What happened was a series of events that was catalyst after catalyst…
When I look back at 2016, I felt it was a PIVOTAL turning point. Since selling my M30 (2014) and then joining the current M30 community (on facebook), I felt “off“. I was part of the conversations, but since I didn’t have an M30, I felt out of them at the same time.
I have been planning to go back to Japan and was planning to go during June or July, but then I saw Yamashima-san post the F31 30th anniversary meeting!
For some reason, it felt “right“. I contacted them and I registered as a guest on the official registration page.
But a week before Japan, I had a conference in Hawaii. I had to meet with the Hawaiian brothers! This also felt like the stars aligned, again as it felt “right“.
See, F31club is partially Hawaiian based. Many of the concepts and material somehow connected to Hawaii. Example? Jacy (JCrapps) who made F31club was from Hawaii, but moved to the bay area. Jason, Mark, Ken and Renny were from Hawaii. So when I got to Hawaii, I looked up and found that Ewa Beach is on the same island I was on (Oahu) and I was only 20 minutes from the Hawaiian brothers. While planning for Japan and the Leopard meeting can be considered a catalyst, I feel Hawaii was a major step.
When Mark, Renny and I met up, we had this deep conversation about M30s. I NEVER got my original M30 to the level of swapping or lowering, compared to the other member on the forums who did major work. Since I didn’t have an M30, I mentioned that I don’t even care if it was stock, as long as I had one. Mark and Renny had the same sentiment. I didn’t think the same thought of “ownership” (in stock form) resonated with them… but I was wrong.
That fire sparked something within all of us.
This was a place many on F31club held as holy. Kuze-san and Kubo-san took me to Carshop Friend. I remember the shop etiquette from my prior trips to Japan in the early 2000s. I also remembered some business etiquette from Japanese class. I applied those at Carshop Friend because I know their approach to foreigners. Once Mr. Kanazawa saw how I was, he opened up to me about different topics. When I asked about the front lip, he said the price and I said I’ll buy it. He realized I was also about business.

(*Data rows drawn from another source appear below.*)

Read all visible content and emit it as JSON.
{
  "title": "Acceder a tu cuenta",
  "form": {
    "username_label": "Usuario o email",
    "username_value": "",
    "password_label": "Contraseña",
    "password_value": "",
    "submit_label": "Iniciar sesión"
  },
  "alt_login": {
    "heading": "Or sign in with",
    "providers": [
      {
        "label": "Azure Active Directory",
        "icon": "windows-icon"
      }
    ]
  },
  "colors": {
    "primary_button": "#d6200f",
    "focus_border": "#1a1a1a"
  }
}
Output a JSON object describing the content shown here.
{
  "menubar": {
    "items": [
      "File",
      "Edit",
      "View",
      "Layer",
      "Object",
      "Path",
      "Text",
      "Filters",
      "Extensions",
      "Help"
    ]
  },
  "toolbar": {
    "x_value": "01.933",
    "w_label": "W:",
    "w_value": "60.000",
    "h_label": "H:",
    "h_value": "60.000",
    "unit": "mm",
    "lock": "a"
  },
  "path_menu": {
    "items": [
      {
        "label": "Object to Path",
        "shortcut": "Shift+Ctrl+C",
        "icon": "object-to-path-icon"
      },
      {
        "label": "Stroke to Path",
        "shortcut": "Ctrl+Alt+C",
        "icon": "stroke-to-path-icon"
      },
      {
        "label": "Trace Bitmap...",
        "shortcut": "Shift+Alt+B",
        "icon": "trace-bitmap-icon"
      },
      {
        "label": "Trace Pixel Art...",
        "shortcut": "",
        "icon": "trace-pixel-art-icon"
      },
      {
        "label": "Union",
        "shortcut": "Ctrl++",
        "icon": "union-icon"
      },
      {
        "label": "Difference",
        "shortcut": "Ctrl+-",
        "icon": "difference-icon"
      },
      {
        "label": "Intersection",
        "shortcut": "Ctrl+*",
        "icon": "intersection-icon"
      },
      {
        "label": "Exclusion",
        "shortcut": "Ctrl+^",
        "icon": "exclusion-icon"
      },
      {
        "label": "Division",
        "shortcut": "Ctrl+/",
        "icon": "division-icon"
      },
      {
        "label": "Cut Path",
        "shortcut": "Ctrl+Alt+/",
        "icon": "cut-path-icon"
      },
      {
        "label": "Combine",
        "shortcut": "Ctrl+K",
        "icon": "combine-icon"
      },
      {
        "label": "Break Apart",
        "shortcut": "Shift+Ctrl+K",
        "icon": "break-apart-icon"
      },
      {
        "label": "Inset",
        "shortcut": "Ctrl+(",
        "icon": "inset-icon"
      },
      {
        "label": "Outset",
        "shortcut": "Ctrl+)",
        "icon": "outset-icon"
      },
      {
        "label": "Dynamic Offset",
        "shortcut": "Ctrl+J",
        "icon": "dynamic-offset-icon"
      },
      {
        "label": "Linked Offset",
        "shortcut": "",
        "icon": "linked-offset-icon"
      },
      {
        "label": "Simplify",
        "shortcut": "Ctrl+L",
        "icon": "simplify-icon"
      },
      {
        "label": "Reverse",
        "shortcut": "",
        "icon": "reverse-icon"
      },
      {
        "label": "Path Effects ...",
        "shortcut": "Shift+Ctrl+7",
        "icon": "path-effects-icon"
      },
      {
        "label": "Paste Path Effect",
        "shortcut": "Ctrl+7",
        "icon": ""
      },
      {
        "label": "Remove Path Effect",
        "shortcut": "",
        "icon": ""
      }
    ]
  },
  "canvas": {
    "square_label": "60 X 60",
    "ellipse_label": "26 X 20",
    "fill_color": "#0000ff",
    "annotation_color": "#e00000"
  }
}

People don’t know how much of a milestone this was. A true F31 enthusiast would know.
I knew I was going to be overwhelmed and it would be a very impactful milestone.

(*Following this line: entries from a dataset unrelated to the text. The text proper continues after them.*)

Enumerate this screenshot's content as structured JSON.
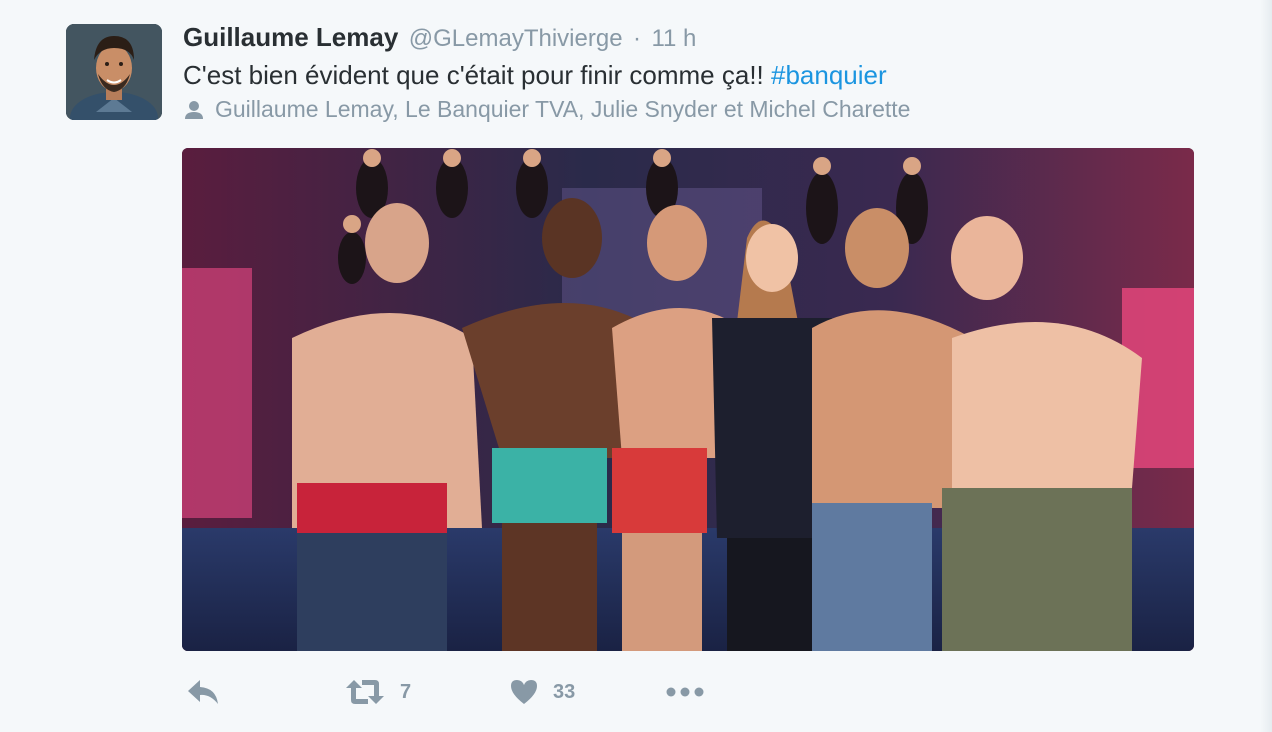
{
  "tweet": {
    "author": {
      "name": "Guillaume Lemay",
      "handle": "@GLemayThivierge",
      "separator": "·",
      "time": "11 h"
    },
    "text": {
      "body": "C'est bien évident que c'était pour finir comme ça!! ",
      "hashtag": "#banquier"
    },
    "tagged": "Guillaume Lemay, Le Banquier TVA, Julie Snyder et Michel Charette",
    "actions": {
      "reply_icon": "reply-icon",
      "retweet_icon": "retweet-icon",
      "retweet_count": "7",
      "like_icon": "heart-icon",
      "like_count": "33",
      "more_icon": "more-icon"
    }
  },
  "colors": {
    "background": "#f5f8fa",
    "text": "#292f33",
    "secondary": "#8899a6",
    "hashtag": "#1b95e0"
  }
}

What was interesting about going to the meeting was seeing how people were passionate about the F31. There wasn’t a bunch of engine swapped F31s or MT F31s or even drift missile F31s… I, for some reason, thought that I would see highly tuned and extravagant aesthetics Leopards… but for 98%, were stock form.
I was in disbelief.

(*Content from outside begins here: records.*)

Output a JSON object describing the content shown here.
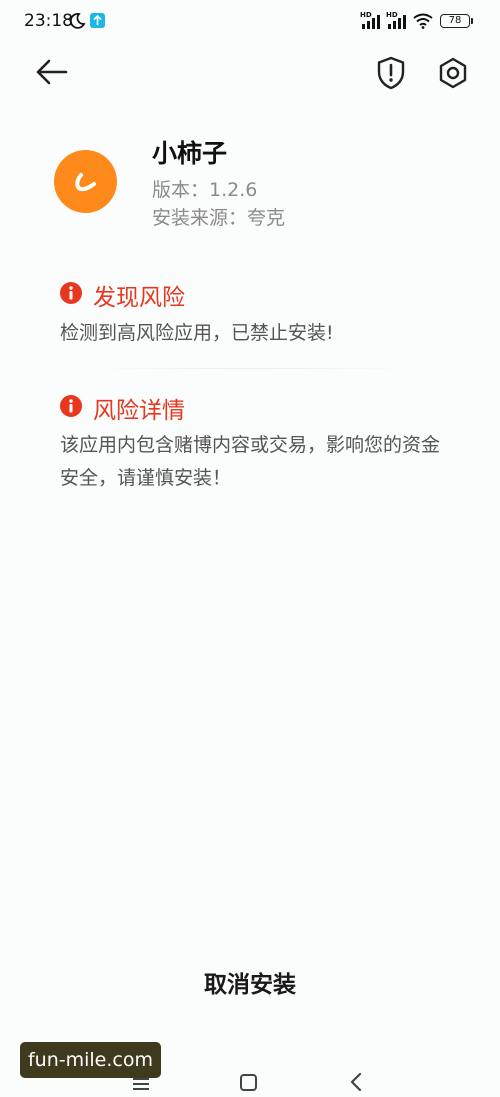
{
  "status_bar": {
    "time": "23:18",
    "hd1": "HD",
    "hd2": "HD",
    "battery": "78",
    "icons": [
      "moon-icon",
      "app-notification-icon",
      "signal-icon",
      "signal-icon",
      "wifi-icon",
      "battery-icon"
    ]
  },
  "nav": {
    "icons": [
      "back-arrow-icon",
      "shield-alert-icon",
      "gear-icon"
    ]
  },
  "app": {
    "name": "小柿子",
    "version": "版本：1.2.6",
    "source": "安装来源：夸克",
    "icon_color": "#ff8a1c"
  },
  "risk_found": {
    "title": "发现风险",
    "text": "检测到高风险应用，已禁止安装!"
  },
  "risk_details": {
    "title": "风险详情",
    "text": "该应用内包含赌博内容或交易，影响您的资金安全，请谨慎安装！"
  },
  "actions": {
    "cancel_install": "取消安装"
  },
  "watermark": "fun-mile.com",
  "colors": {
    "risk_red": "#e9361f",
    "background": "#fbfcfc"
  },
  "system_nav": {
    "icons": [
      "menu-icon",
      "home-icon",
      "back-icon"
    ]
  }
}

I talked to Tanaka-san and he told me that the heart of the leopard is the VG.
Their passion for the F31 was contradicting of the US mentality (RWD, Drift, MT, motor swap, etc) and was more inline with the ownership mentality, in which I’ve always prided myself on. This was another catalyst moment..
When I got back to the US, I was invigorated. I started to looking at M30s. I had 2 directions:
- Used and beat up M30. I would get for cheap, but it would be full rebuild. I would have had motor/transmission rebuilt. I would have interior redone while out and I would have had the exterior made clean and repaint.
- Buy a good condition M30 and build from there.
The cheap options were there. Some were very rough. When I talked to my wife about it, she said get a good condition M30. And so I went with that.
I found the Blue Grey storm in Portland and it had been well maintained. I talked to the owner and flew to Portland. It met my standards and I drove it 9 hours to San Francisco.
The next day, my parts from Japan had arrived. I dug into my old parts and just looked at them. It was gonna be pretty cool to get these things together on a new car.
F31club had been and was down. I finally got it up towards the end of 2016. I found it funny that people would “# f31club” and yet when I get website going, nobody cared to check it out or contribute. I knew right then and there I couldn’t depend on the people I thought would support.
2016 was a real eye opener. I realized who was really there for support and who was just talk. It was a learning experience with how social media is and so from that point on, I knew what to do.